The 2006 Draft is rather peculiar. It was the first year that players were disallowed from entering the draft directly from high school, a custom that had been in practice since 1995. It also was the first year a European player was selected first overall. Neither of these points ended up working in the draft's favor.
There are only three players from 2006 who have made the All-Star team: LaMarcus Aldridge (picked #2), Brandon Roy (#6) and Rajon Rondo (#21). That is a pretty low number of All-Stars, and it seems very possible that no other player from this draft will eventually achieve that status.
The quality of the players in this draft is clearly better than the notoriously bad 2000 draft. But at the same time there are no transcendent players like there were in 1997, another draft that had only three All-Stars. So overall 2006 appears relatively weak.
There also is a high degree of randomness in the draft order of 2006. Rondo, for a proven and talented college player, was picked very late. Because of Roy's numerous injury problems, there is a good chance Rondo will go down as the best player from 2006, even though he dropped all the way to #21. Kyle Lowry (picked #24) and Paul Millsap (#47) futher confirm the arbitrariness of this draft. In retrospect, both clearly deserved to be picked in the top ten.

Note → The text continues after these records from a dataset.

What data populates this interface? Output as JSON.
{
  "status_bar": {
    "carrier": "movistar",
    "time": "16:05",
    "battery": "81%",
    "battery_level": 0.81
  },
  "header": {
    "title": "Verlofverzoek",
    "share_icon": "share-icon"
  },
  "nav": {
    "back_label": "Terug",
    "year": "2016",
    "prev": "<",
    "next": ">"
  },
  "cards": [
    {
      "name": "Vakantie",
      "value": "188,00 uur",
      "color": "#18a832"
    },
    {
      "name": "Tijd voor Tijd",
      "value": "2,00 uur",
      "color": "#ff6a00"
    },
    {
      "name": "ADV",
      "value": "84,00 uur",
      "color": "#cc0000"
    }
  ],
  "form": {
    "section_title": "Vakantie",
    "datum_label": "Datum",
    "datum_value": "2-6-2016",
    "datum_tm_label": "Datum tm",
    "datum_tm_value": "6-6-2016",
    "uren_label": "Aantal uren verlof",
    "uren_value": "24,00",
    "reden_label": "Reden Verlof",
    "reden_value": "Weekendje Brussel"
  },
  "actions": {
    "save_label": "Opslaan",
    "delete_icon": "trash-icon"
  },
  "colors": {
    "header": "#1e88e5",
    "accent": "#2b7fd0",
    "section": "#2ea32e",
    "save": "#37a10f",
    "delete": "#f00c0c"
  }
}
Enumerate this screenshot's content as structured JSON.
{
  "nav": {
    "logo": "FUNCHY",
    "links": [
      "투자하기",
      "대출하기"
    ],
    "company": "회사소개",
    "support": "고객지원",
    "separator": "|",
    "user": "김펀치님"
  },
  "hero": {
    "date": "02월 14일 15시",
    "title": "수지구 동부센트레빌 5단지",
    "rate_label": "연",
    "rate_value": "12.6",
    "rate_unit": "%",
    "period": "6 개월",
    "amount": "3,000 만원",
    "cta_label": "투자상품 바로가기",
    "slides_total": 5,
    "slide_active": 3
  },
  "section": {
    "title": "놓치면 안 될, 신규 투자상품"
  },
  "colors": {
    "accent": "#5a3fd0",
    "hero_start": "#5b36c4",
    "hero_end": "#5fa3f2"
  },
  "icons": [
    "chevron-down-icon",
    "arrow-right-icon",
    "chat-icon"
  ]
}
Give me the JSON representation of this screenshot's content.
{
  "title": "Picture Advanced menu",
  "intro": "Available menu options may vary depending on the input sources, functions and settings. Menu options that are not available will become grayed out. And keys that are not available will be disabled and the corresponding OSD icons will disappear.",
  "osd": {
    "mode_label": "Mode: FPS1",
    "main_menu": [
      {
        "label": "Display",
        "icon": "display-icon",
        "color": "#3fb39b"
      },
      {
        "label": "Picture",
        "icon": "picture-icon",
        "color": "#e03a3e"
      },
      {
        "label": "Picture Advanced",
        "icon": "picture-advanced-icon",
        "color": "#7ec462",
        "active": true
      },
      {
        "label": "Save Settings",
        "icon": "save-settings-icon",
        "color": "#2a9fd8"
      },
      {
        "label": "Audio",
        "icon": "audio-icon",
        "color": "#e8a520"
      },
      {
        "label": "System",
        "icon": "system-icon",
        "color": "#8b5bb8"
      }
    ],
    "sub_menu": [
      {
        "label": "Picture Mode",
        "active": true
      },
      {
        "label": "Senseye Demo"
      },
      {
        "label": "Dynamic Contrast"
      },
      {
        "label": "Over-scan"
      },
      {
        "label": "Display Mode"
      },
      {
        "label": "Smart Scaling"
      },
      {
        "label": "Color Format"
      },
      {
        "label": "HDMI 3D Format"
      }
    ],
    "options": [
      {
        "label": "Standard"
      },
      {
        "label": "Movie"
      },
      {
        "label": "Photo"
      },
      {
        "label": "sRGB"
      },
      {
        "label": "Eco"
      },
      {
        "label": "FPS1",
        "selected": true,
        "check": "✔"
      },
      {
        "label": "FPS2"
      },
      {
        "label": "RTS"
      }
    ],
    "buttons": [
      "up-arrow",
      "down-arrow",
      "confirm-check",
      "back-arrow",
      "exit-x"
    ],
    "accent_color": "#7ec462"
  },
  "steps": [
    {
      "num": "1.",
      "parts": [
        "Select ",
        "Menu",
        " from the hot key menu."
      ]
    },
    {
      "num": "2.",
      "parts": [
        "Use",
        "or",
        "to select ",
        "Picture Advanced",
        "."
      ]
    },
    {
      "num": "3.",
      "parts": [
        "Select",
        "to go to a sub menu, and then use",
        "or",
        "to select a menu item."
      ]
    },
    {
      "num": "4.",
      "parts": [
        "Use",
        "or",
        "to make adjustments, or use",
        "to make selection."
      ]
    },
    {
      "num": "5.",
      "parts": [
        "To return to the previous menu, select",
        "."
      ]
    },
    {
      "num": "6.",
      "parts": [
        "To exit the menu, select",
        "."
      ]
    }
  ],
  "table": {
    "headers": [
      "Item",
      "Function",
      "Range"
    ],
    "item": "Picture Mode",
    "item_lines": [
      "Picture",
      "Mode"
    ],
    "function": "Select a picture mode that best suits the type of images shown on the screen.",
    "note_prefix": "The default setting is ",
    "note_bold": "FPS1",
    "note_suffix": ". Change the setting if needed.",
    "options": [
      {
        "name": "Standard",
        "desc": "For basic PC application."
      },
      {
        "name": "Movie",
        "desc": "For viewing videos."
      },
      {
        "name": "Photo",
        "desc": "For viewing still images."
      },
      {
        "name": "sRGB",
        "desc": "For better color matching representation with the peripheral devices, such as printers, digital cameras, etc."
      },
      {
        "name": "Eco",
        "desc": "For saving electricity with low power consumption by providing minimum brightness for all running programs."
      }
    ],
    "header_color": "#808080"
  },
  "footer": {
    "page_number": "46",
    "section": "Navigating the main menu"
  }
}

As it stands, the top five of 2006 is a huge disappointment besides Aldridge. Andrea Bargnani was a bad selection as the first choice, but he looks great compared to Adam Morrison (selected #3.) Tyrus Thomas (#4) has been a large letdown, and Shelden Williams (#5) simply is not good.
The lottery, in fairness, did produce other productive players we have yet to mention: Rudy Gay (#8), J.J. Redick (#11), Thabo Sefolosha (#13) and Ronnie Brewer (#14) all were solid picks. Obviously Rondo and Lowry were the steals of the latter part of round one, which otherwise proved rather mundane.
Millsap is one of the great late picks in recent NBA history, and the clear highlight of the second round. Steve Novak (#32), Craig Smith (#36), Daniel Gibson (#42) and Leon Powe (#49) are the other notable second round picks, although none have had particularly excellent careers. Similarly, Jose Juan Barea and Louis Amundson are notable undrafted players from this year.
So 2006, in conclusion, is a pretty poor draft. It lacks a superstar and has comparatively poor depth. Even so, there were several borderline stars and solid players available, once again proving that no draft is truly "bad." A rough approximation of the top ten players from 2006, with their actual pick number in parenthesis:
1. Rajon Rondo (21)
2. LaMarcus Aldridge (2)
3. Brandon Roy (6)
4. Paul Millsap (47)
5. Kyle Lowry (24)
6. Rudy Gay (8)
7. Andrea Bargnani (1)
8. Ronnie Brewer (14)
9. J.J. Redick (11)
10. Tyrus Thomas (4)